TASK DIRECTIONS >>
Copy out each line of the material that includes the word "value".

DATA FOR PROCESSING >>

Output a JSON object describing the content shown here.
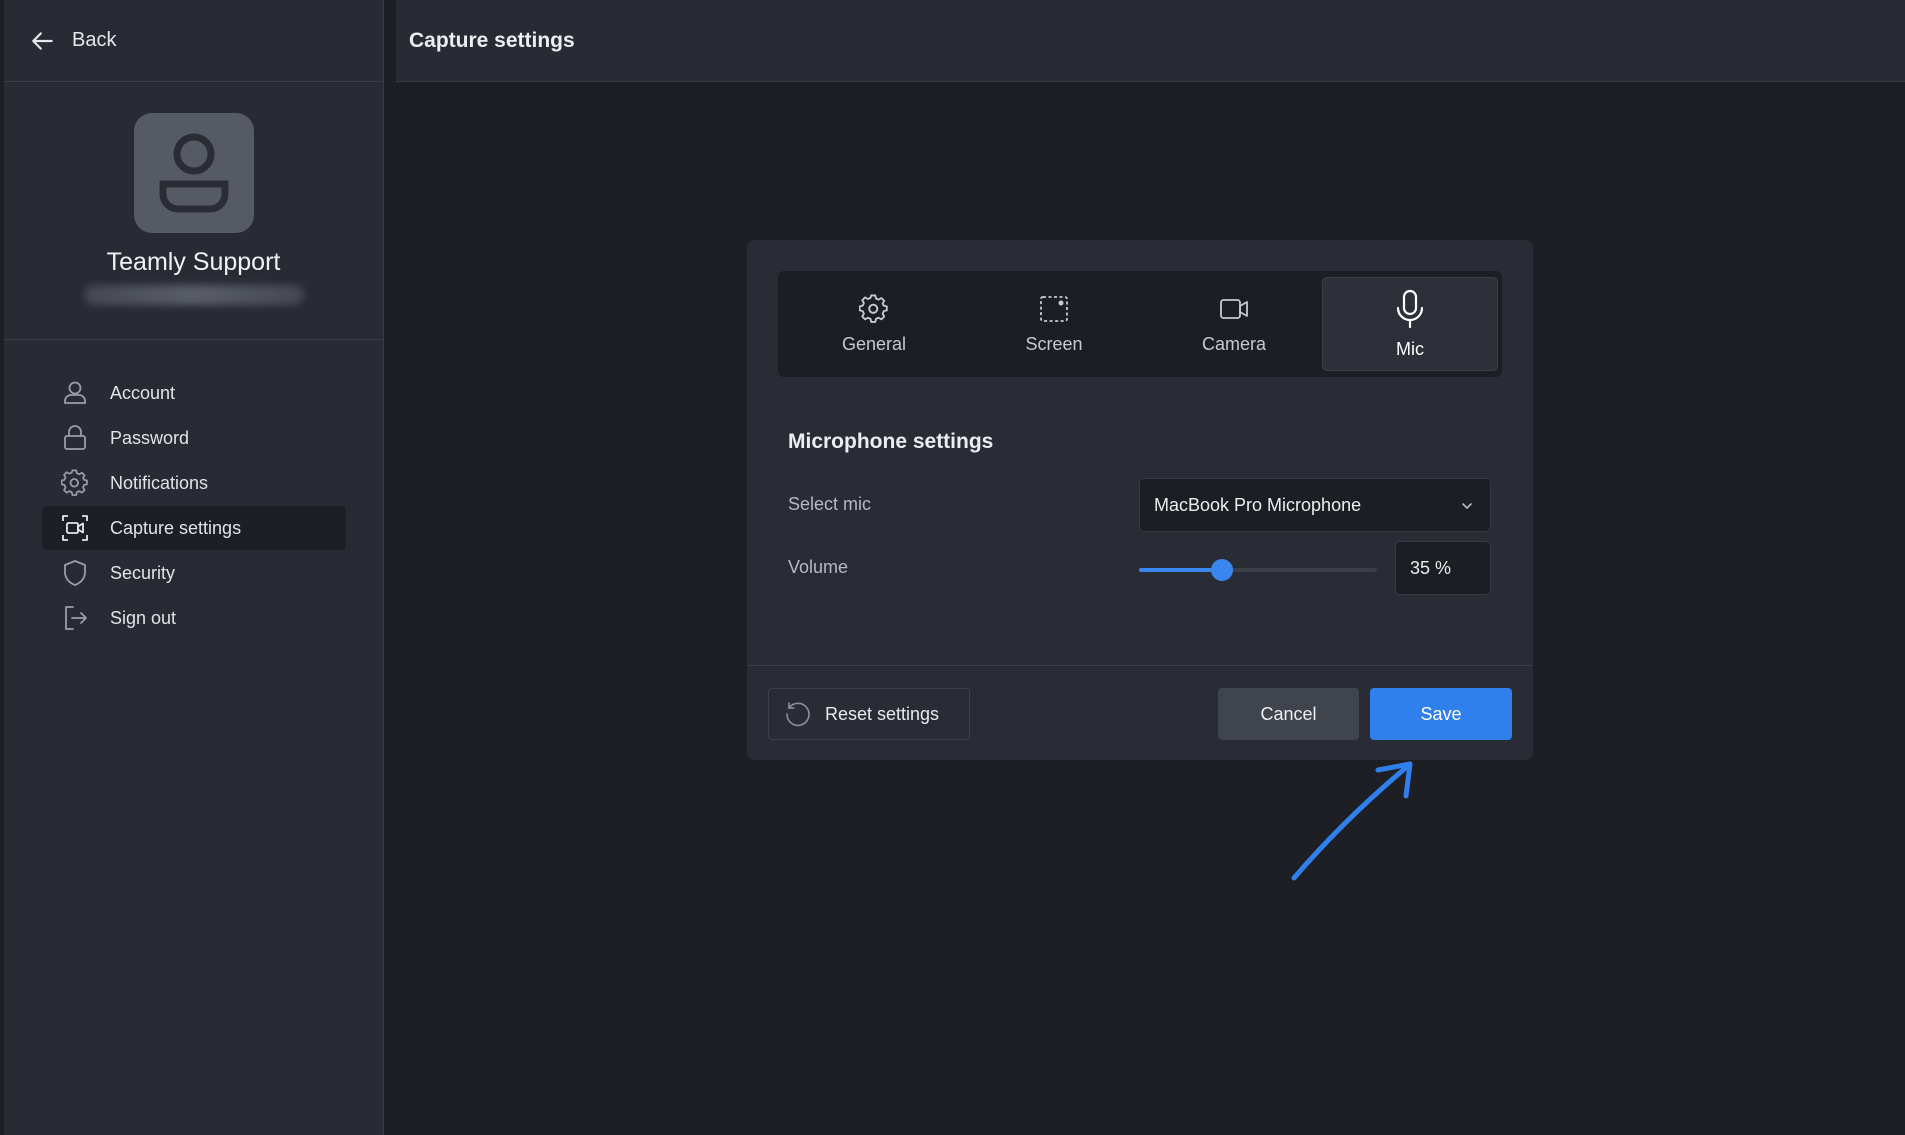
{
  "sidebar": {
    "back_label": "Back",
    "profile": {
      "name": "Teamly Support"
    },
    "items": [
      {
        "label": "Account",
        "icon": "user-icon",
        "active": false
      },
      {
        "label": "Password",
        "icon": "lock-icon",
        "active": false
      },
      {
        "label": "Notifications",
        "icon": "gear-icon",
        "active": false
      },
      {
        "label": "Capture settings",
        "icon": "capture-icon",
        "active": true
      },
      {
        "label": "Security",
        "icon": "shield-icon",
        "active": false
      },
      {
        "label": "Sign out",
        "icon": "sign-out-icon",
        "active": false
      }
    ]
  },
  "header": {
    "title": "Capture settings"
  },
  "dialog": {
    "tabs": [
      {
        "label": "General",
        "icon": "gear-icon"
      },
      {
        "label": "Screen",
        "icon": "screen-capture-icon"
      },
      {
        "label": "Camera",
        "icon": "camera-icon"
      },
      {
        "label": "Mic",
        "icon": "microphone-icon",
        "active": true
      }
    ],
    "section_title": "Microphone settings",
    "select_mic": {
      "label": "Select mic",
      "value": "MacBook Pro Microphone"
    },
    "volume": {
      "label": "Volume",
      "value": 35,
      "display": "35 %"
    },
    "buttons": {
      "reset": "Reset settings",
      "cancel": "Cancel",
      "save": "Save"
    }
  },
  "colors": {
    "accent": "#2f80ed",
    "background": "#1d1f25",
    "panel": "#282b33"
  }
}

ANSWER BOX >>
      "value": "MacBook Pro Microphone"
      "value": 35,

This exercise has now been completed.